Though they sound like science fiction, these are exactly the kinds of questions Professor Stephen Lye will tackle as he spearheads an ambitious new research and outreach program with $1 million in funding from U of T’s Connaught Fund.
Lye is a professor of obstetrics and gynecology and physiology at U of T and senior scientist and associate director of research at Mount Sinai Hospital’s Samuel Lunenfeld Research Institute. He is a world leader in the field of women’s and infants’ health.
The Global Challenge Award will enable Lye and collaborators across U of T to launch a series of research activities aimed at understanding the relationship between children’s earliest experiences and their well-being throughout the life course.
Historically, science has believed that genetics is destiny. Scientists are, however, increasingly coming to understand that it is the interaction between genes and the environment that is important. Still, these interactions are not well understood.

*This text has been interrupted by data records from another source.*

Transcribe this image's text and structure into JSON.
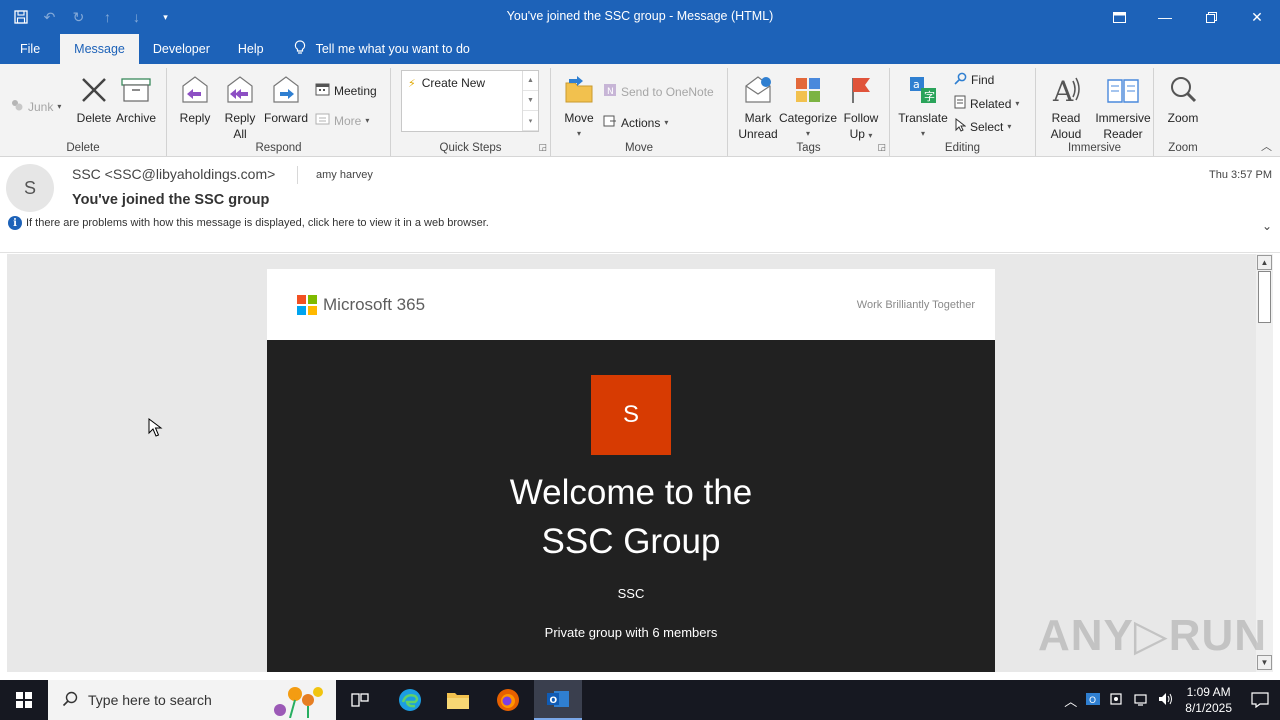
{
  "window": {
    "title": "You've joined the SSC group  -  Message (HTML)"
  },
  "tabs": [
    {
      "label": "File"
    },
    {
      "label": "Message"
    },
    {
      "label": "Developer"
    },
    {
      "label": "Help"
    }
  ],
  "tellme": "Tell me what you want to do",
  "ribbon": {
    "delete_group": {
      "label": "Delete",
      "junk": "Junk",
      "delete": "Delete",
      "archive": "Archive"
    },
    "respond_group": {
      "label": "Respond",
      "reply": "Reply",
      "reply_all_1": "Reply",
      "reply_all_2": "All",
      "forward": "Forward",
      "meeting": "Meeting",
      "more": "More"
    },
    "quicksteps_group": {
      "label": "Quick Steps",
      "create_new": "Create New"
    },
    "move_group": {
      "label": "Move",
      "move": "Move",
      "onenote": "Send to OneNote",
      "actions": "Actions"
    },
    "tags_group": {
      "label": "Tags",
      "mark_1": "Mark",
      "mark_2": "Unread",
      "categorize": "Categorize",
      "follow_1": "Follow",
      "follow_2": "Up"
    },
    "editing_group": {
      "label": "Editing",
      "translate": "Translate",
      "find": "Find",
      "related": "Related",
      "select": "Select"
    },
    "immersive_group": {
      "label": "Immersive",
      "read_1": "Read",
      "read_2": "Aloud",
      "reader_1": "Immersive",
      "reader_2": "Reader"
    },
    "zoom_group": {
      "label": "Zoom",
      "zoom": "Zoom"
    }
  },
  "message": {
    "avatar_letter": "S",
    "sender": "SSC <SSC@libyaholdings.com>",
    "recipient": "amy harvey",
    "datetime": "Thu 3:57 PM",
    "subject": "You've joined the SSC group",
    "info": "If there are problems with how this message is displayed, click here to view it in a web browser."
  },
  "email": {
    "brand": "Microsoft 365",
    "tagline": "Work Brilliantly Together",
    "group_letter": "S",
    "welcome_1": "Welcome to the",
    "welcome_2": "SSC Group",
    "group_name": "SSC",
    "members": "Private group with 6 members"
  },
  "taskbar": {
    "search_placeholder": "Type here to search",
    "time": "1:09 AM",
    "date": "8/1/2025"
  },
  "colors": {
    "accent": "#1d62b8",
    "group_avatar": "#d73b02",
    "dark_panel": "#212121"
  }
}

Lye offers an example. Past research has discovered a particular gene linked to obesity. “There are two variants of this gene, an adverse variant associated with high body mass index (BMI) and a normal variant. We’re looking at the impact of this variant throughout fetal life and after birth.”
It would seem that babies with the adverse variant are destined to become obese, but that’s not necessarily the case. Lye and his colleagues found that those babies with the adverse variant who were exclusively breastfed for the first six months of life grew up to have lower BMIs than they otherwise would have. In this case breastfeeding acted as an environmental influence that mitigated the potential negative effect of the adverse genetic variant.

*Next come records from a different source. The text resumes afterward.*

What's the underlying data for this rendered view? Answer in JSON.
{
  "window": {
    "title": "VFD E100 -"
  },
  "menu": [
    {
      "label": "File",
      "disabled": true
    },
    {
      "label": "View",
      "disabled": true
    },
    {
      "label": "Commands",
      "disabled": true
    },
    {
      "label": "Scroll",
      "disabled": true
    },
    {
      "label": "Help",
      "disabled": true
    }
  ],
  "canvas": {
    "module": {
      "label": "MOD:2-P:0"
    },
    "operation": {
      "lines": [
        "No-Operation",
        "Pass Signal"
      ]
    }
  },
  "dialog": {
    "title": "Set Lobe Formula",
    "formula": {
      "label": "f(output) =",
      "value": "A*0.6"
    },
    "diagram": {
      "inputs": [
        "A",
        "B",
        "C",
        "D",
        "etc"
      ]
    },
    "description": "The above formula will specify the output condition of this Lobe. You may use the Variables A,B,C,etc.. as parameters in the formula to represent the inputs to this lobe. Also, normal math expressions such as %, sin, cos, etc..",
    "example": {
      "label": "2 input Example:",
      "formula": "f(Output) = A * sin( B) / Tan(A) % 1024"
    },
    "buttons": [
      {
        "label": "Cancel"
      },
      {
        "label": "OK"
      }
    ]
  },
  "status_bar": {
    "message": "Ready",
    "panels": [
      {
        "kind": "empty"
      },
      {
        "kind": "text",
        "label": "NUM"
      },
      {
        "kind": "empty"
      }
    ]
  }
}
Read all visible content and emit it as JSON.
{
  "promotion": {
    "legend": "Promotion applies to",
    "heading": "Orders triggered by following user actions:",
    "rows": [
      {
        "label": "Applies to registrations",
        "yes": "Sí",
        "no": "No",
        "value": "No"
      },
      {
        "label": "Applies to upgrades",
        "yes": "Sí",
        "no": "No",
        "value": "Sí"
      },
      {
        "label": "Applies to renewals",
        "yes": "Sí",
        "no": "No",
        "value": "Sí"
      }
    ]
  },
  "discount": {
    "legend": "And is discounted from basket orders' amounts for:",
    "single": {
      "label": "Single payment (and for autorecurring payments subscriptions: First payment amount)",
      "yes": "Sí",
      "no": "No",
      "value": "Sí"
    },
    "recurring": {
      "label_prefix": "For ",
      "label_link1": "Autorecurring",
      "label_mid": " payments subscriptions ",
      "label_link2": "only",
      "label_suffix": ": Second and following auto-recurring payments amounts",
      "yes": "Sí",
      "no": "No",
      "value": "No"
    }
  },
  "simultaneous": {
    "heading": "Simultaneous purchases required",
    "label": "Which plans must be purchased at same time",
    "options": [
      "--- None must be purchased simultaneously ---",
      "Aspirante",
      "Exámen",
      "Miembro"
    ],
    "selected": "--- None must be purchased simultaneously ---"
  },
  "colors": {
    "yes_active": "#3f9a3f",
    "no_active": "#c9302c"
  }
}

There are potentially thousands of other environmental interventions that can affect the expression of our genes. Lye stresses that the project isn’t just focused on health. Similar work looks at the impact of development on children’s ability to learn and on how they form relationships as children and adults.
“The essence of this project is to discover how trajectories are set early in life and how they impact health, potential for learning and social functioning.”

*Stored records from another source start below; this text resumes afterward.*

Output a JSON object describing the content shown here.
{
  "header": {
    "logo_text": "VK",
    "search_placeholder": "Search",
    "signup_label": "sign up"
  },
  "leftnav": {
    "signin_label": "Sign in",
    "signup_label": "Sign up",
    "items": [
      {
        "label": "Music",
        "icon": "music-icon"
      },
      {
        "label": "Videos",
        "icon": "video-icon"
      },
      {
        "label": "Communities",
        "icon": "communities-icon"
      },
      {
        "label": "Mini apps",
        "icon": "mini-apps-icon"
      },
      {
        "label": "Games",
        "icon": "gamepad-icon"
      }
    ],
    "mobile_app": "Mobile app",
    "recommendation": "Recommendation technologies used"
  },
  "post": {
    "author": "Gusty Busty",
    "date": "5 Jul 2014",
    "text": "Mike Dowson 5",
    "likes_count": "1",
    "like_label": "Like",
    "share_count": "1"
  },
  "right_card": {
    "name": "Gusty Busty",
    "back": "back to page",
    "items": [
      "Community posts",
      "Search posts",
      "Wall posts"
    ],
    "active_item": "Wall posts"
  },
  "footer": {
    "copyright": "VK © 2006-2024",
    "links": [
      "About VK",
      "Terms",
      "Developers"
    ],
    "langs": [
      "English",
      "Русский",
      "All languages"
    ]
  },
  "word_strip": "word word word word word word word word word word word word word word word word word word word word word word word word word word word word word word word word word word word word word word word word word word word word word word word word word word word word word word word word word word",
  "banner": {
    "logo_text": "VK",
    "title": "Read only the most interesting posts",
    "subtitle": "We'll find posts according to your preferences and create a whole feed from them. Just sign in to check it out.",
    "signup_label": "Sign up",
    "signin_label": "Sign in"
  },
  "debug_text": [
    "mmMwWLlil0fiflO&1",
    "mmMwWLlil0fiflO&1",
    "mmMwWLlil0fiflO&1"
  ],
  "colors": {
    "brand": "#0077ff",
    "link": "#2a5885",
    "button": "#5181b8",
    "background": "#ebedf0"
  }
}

“Then we’re going to ask what we can do to modify these trajectories,” he said. “We don’t just want to study this. We want to have outcomes. We want to focus on how we can optimize the full potential of our children.
Lye’s Connaught Global Challenge Award is the basis for the soon-to-be-established Institute for Human Development at U of T. It will jump-start the institute by supporting several initiatives:
• a multidisciplinary research study that will identify specific mechanisms by which an individual’s genetic makeup affects his or her response to adversity early in life and develop interventions to maximize child health and well being;
• an international symposium bringing together experts from around the world to U of T to share knowledge to improve child health;
• a strategic planning workshop bringing together public and private researchers to generate a blueprint for action to turn research into positive outcomes; and
• a distinguished visiting scientist program that will bring five leaders to Toronto to help develop research programs for the new Institute of Human Development, network with students and conduct outreach through a public lecture series.
Lye’s co-senior investigators are Carl Corter of human development and applied psychology at the Ontario Institute for Studies in Education (OISE), Alison Fleming of psychology at the University of Toronto Mississauga (UTM), Jennifer Jenkins of human development and applied psychology at OISE, Stephen Matthews of physiology and Marla Sokolowski of biology at the UTM.
“The Global Challenge Award enables us to focus on a major challenge of the 21st century,” said Paul Young, U of T’s vice-president (research) and chair of the Connaught committee. “It will support research that is truly transformative in scope. Professor Lye and his collaborators are asking ambitious questions and the answers that emerge from this project and from the Institute of Human Development will have a far-reaching impact on our health and social systems, on the well-being of people around the world and on our children’s children.”
Founded in 1972, the Connaught Fund was created from the sale of Connaught Laboratories, which first mass-produced insulin, the Nobel award-winning discovery of U of T professors and students Frederick Banting, Charles Best, J.J.R. McLeod and James Collip. The university has stewarded the fund in the years since, awarding more than $100 million to U of T researchers. Today, the fund invests nearly $4 million annually in emerging and established scholars.